(Element data from apps and pages)
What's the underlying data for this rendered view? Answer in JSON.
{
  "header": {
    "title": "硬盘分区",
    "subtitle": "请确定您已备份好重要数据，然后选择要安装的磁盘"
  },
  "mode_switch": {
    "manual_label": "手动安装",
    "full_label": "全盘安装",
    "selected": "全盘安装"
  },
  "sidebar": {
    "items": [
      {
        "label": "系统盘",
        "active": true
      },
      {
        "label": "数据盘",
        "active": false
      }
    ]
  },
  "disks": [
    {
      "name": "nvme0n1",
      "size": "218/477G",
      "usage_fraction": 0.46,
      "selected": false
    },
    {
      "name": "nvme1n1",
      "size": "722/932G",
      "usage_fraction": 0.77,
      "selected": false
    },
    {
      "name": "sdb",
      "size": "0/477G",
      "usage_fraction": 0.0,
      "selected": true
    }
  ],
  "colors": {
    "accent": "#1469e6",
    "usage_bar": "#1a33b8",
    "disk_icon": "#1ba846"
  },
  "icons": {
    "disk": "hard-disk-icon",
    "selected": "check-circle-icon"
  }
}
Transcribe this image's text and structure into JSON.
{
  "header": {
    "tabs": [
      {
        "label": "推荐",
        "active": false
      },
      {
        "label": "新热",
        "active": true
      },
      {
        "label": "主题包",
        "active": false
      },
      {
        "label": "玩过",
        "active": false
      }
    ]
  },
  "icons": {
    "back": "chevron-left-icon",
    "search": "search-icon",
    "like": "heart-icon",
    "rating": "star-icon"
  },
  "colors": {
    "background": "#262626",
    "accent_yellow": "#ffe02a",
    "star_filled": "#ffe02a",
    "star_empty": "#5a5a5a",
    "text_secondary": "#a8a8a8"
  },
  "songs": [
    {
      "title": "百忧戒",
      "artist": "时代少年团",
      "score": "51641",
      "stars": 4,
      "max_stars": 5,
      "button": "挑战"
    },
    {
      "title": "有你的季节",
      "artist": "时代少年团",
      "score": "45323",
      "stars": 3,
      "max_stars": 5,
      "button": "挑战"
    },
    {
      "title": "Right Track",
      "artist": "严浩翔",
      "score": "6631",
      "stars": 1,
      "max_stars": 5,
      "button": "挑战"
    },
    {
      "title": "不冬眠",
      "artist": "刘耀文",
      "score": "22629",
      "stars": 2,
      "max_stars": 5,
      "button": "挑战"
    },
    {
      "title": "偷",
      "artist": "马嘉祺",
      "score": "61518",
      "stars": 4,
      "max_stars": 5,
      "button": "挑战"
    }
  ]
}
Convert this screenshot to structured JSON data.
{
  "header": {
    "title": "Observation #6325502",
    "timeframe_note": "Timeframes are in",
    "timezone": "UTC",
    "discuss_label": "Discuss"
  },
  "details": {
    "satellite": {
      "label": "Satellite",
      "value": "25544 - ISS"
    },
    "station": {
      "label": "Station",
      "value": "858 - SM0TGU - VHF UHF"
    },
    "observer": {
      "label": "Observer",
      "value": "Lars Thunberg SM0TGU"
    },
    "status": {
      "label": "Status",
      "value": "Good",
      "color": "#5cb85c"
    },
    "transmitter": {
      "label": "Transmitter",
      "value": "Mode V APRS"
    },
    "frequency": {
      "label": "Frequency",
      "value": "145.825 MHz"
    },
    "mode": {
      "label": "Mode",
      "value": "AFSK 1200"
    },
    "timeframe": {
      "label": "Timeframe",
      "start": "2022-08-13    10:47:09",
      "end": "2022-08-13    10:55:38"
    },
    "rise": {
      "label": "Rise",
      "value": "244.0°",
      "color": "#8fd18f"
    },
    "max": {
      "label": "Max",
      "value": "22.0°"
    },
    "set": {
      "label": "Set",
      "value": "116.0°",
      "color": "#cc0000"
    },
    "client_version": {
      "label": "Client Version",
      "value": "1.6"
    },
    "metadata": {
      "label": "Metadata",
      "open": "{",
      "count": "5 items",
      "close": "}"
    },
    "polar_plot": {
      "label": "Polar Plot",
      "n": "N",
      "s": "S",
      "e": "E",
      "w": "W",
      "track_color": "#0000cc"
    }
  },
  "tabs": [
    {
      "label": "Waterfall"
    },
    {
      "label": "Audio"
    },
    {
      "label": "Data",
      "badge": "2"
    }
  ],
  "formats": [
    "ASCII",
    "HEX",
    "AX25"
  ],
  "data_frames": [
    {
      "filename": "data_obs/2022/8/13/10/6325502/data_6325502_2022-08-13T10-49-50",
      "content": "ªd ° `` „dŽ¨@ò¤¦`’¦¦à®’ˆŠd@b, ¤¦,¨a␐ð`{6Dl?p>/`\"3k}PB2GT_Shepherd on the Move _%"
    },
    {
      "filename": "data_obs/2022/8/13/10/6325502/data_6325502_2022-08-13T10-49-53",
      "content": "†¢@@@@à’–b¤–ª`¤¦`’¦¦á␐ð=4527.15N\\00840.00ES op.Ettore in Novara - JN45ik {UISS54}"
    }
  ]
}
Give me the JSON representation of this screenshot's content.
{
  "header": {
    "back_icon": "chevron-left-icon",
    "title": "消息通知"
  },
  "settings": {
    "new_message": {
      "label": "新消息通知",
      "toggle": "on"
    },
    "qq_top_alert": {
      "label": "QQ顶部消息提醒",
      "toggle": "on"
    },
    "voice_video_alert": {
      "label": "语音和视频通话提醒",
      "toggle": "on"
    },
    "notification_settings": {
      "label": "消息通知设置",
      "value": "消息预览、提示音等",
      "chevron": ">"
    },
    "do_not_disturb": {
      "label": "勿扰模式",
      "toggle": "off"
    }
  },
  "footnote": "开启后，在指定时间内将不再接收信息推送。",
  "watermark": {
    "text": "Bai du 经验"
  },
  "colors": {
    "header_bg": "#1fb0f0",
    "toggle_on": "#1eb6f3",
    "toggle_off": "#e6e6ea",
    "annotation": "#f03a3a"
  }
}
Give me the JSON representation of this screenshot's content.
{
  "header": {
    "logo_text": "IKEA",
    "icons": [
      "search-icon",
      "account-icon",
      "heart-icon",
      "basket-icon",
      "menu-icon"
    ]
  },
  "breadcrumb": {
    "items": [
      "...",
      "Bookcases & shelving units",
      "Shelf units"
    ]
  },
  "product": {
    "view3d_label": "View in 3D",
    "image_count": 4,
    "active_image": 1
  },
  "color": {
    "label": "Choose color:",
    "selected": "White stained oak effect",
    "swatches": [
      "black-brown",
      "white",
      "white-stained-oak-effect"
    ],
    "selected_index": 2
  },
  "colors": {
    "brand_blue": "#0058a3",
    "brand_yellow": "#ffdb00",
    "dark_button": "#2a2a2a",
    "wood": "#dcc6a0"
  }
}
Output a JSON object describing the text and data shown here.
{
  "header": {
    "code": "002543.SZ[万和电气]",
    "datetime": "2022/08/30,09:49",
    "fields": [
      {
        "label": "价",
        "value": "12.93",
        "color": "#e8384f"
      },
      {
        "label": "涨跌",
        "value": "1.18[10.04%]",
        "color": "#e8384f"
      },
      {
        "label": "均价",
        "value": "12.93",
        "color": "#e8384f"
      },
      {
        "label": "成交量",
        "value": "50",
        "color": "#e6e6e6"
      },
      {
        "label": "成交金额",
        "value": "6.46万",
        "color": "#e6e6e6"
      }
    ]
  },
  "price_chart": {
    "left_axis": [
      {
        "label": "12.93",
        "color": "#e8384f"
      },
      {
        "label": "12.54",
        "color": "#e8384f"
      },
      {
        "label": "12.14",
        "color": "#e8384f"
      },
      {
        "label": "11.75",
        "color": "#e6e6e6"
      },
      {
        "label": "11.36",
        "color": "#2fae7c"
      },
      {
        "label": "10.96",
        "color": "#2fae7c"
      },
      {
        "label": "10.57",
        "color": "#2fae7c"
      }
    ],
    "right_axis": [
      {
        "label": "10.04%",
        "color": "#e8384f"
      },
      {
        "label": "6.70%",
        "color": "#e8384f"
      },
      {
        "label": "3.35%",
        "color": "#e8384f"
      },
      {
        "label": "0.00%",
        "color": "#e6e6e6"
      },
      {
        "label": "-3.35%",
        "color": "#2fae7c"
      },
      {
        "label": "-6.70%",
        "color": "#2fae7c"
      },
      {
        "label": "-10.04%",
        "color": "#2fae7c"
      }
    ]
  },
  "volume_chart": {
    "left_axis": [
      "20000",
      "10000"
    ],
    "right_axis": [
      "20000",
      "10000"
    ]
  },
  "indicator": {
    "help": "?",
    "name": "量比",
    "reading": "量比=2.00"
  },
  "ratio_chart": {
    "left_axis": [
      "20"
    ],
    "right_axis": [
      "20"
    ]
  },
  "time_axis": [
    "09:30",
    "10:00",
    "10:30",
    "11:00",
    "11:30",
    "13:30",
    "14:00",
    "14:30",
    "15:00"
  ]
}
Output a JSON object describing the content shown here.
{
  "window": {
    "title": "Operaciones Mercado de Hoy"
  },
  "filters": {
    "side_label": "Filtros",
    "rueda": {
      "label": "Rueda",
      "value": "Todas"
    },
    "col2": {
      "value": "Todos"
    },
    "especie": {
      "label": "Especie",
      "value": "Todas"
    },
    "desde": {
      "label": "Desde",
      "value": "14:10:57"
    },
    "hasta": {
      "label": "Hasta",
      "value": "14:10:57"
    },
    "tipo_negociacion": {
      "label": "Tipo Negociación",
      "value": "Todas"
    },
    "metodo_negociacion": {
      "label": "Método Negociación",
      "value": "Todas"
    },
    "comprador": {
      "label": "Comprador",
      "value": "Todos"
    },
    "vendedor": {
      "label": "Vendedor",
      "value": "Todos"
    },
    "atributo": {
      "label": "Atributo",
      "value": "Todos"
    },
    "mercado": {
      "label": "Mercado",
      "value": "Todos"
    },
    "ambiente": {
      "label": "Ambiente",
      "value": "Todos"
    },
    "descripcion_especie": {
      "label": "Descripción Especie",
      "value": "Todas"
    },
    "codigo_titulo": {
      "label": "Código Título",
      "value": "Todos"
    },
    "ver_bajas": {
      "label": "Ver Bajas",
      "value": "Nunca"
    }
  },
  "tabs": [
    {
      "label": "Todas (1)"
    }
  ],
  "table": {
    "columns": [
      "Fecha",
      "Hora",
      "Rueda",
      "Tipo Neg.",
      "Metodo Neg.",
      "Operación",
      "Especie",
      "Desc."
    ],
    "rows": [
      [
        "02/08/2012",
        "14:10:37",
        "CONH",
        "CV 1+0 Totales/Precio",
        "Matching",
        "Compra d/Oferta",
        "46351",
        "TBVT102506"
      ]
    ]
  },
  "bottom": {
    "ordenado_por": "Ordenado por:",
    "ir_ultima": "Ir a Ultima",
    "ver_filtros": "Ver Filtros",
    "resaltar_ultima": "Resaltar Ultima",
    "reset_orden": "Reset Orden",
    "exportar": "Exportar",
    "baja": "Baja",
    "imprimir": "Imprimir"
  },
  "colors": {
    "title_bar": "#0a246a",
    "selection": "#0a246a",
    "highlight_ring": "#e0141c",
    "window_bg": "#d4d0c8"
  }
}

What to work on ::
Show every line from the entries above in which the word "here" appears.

Response to the exercise ::
Output a JSON object describing the text and data shown here.
Output a JSON object describing the content shown here.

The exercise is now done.